It’s a debate that has been raging for decades. When it comes to investing, is it best to take an active or passive approach? And what is likely to bring about the best returns? These are questions that every investor, wealth manager or portfolio manager will have grappled with at some point – and probably have formed their own strong opinions about. Traditionally, actively managed funds have been the first choice for investors, but in recent years, we’ve definitely noticed that the tables are turning.
Active v Passive
To try and get some clarity over this issue, we should probably start by looking at the two different approaches – and get a fix on what the pros and cons are for each one:
This strategy aims to outperform the market index by stock picking. Actual human portfolio managers and analysts try to beat the stock market by searching out investments that are undervalued, while selling investments that become overvalued.
To be successful, it’s purely a matter of being right more than you’re wrong when buying a particular asset. And while it’s true that active investments can provide greater returns, the risks, fees and expenses also tend to be higher, which that inevitably has an impact on overall performance and returns.
- Flexibility – with an active investment strategy, the investor or portfolio manager can search out different assets, buying and selling them easily.
- Target high returns – fund managers can quickly move in and out of assets in an attempt to beat the markets and deliver big returns.
- Tax efficiencies – although investing may lead to Capital Gains Tax, active managers can tailor tax-management strategies to suit the needs of individual investors.
- Can be expensive – all of this buying and selling will result in higher fees, and that will affect your final investment returns.
- Higher risk – because active investment managers buy and sell based on their own research analysis and timing, they won’t always get it right. And that can lead to greater losses.
- Less diversification – if the main focus is on picking the next winning stocks, portfolios may be highly concentrated with fewer securities.
This is a strategy that’s designed to match, not beat the performance of a specific index or benchmark.
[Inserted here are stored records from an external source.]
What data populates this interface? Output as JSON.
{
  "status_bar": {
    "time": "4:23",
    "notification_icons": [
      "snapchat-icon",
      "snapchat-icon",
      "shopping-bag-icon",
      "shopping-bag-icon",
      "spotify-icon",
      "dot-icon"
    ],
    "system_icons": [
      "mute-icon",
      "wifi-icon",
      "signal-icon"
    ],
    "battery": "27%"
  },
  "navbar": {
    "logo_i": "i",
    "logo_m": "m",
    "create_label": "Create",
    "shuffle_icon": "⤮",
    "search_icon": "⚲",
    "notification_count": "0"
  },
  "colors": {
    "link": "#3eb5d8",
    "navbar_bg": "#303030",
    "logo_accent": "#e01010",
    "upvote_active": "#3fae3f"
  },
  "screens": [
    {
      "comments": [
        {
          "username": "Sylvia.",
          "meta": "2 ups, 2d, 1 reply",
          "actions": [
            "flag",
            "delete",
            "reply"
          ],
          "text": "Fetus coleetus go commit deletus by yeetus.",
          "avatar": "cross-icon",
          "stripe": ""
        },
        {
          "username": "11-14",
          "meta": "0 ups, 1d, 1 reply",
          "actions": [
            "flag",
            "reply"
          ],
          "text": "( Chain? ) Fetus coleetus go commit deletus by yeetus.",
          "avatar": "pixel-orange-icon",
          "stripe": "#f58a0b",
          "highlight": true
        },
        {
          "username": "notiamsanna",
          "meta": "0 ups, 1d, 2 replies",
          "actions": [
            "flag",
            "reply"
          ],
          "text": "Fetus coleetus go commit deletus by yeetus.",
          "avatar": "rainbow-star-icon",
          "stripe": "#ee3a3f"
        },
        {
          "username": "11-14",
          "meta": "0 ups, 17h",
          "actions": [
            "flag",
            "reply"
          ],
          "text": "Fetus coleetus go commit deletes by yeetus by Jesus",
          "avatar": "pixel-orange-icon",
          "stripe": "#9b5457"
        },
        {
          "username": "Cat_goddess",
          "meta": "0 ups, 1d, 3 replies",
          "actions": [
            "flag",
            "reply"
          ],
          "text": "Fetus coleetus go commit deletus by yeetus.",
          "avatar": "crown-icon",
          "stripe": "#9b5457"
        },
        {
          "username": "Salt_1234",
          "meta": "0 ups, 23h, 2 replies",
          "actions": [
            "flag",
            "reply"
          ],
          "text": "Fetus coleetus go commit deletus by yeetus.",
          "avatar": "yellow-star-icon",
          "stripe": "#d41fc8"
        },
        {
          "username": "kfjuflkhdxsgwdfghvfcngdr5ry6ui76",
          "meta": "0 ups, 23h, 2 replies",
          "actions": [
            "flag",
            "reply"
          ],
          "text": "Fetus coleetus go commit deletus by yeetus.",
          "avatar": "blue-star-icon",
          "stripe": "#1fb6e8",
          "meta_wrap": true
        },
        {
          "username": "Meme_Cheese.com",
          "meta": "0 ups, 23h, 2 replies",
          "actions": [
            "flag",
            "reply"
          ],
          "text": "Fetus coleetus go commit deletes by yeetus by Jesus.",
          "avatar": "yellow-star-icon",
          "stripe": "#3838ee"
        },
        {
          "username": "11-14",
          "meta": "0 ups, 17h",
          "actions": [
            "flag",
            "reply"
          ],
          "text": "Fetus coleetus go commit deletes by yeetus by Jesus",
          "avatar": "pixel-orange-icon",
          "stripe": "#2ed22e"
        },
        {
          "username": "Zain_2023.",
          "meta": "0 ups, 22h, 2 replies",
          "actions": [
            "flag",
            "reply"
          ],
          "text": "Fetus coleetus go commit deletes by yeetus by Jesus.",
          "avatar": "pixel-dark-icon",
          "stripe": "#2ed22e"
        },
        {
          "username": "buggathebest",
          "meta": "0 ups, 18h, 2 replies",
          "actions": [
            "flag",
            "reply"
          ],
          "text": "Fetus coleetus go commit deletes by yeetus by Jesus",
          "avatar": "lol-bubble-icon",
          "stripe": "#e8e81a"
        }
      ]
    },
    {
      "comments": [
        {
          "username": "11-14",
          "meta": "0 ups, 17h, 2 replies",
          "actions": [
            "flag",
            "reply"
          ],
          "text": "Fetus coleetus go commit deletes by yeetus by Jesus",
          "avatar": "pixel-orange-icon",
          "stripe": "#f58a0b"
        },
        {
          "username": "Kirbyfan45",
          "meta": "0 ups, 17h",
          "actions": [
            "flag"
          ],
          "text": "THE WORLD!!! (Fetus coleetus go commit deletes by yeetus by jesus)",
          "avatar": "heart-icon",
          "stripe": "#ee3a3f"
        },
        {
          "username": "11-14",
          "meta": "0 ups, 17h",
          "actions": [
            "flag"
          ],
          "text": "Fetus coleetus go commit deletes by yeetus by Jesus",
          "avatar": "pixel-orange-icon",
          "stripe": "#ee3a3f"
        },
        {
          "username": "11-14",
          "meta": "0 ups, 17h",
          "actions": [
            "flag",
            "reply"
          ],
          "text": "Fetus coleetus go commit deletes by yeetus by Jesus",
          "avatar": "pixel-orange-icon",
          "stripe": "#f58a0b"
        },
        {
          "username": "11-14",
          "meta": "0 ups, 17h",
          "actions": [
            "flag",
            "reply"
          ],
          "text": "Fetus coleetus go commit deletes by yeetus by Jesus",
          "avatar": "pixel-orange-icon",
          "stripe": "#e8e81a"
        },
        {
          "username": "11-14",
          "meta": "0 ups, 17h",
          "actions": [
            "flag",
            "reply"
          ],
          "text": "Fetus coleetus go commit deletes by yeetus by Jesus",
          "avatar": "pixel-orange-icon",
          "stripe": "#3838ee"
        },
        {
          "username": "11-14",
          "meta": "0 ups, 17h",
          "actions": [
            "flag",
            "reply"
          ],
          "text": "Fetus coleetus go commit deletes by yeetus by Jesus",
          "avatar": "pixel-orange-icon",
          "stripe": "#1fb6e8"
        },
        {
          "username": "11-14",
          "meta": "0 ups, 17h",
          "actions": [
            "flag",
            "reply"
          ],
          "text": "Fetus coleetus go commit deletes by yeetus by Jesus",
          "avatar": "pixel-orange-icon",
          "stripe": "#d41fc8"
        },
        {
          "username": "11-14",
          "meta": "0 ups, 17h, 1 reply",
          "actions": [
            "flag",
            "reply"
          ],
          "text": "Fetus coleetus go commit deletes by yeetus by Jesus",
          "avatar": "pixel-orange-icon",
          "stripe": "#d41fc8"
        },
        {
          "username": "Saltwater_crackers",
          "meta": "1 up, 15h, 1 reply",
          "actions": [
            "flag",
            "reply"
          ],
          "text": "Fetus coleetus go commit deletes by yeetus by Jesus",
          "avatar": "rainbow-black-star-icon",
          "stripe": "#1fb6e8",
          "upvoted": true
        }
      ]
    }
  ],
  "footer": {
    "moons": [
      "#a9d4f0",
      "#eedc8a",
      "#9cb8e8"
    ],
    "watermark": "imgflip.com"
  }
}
Unlike active management, it doesn’t rely on a human to decide when to buy and sell. And with less trading, that means fees and expenses are typically much lower.
A passive investment approach is much more about long-term goals than reacting to short-term gains or sharp market downturns. Passive investors are prepared to buy and then hold on to their investments, letting the market do its thing over the years. And a more diversified portfolio means lower risk too.
- Less risk – with this hands-off approach, less buying and selling and greater portfolio diversification, investing is generally a less risky business.
- Lower fees – since there is little buying and selling, a portfolio is much easier to manage and costs are minimised.
- Tax-efficient – Because there is less trading in the portfolio, that results in fewer investment-related tax consequences.
- Less choice – passive investors usually follow specific indices and investors are likely to be locked into their holdings, no matter what happens in the market.
- Returns relative to the market – passive investing doesn’t target excess returns and will rarely beat the market. Instead, it aims to match the performance of an index or asset class.
What’s the answer?
It’s all a question of how possible it is to predict how a particular fund will perform and if past performance is any indication of what will happen in the future. And that was the focus of recent research carried out by Dimensional, a company that has been in business since 1981 and applies academic research to practical investing.
In their latest analysis of US-based mutual funds, they found that after costs, only a small percentage of funds outperformed industry benchmarks. And that among top-ranked funds based on past results, only a small percentage have repeated their past success. Dimensional hold firm the belief that it’s possible ‘to outperform the market, without having to outguess it’.
You can hear more about their findings in this short video.
The bottom line is, there are no clear-cut answers. You could take an active approach and get lucky. Or you could go for a passive approach and play it safe. However, it seems that in the long run, passive investments are likely to outperform active investments due to the lower costs, fewer timing errors and less likelihood of poor investment choices. And that’s an approach we’ve always felt much happier adopting.
If you’d like to know more about our approach to investing, please feel free to give us a call on 01372 365950.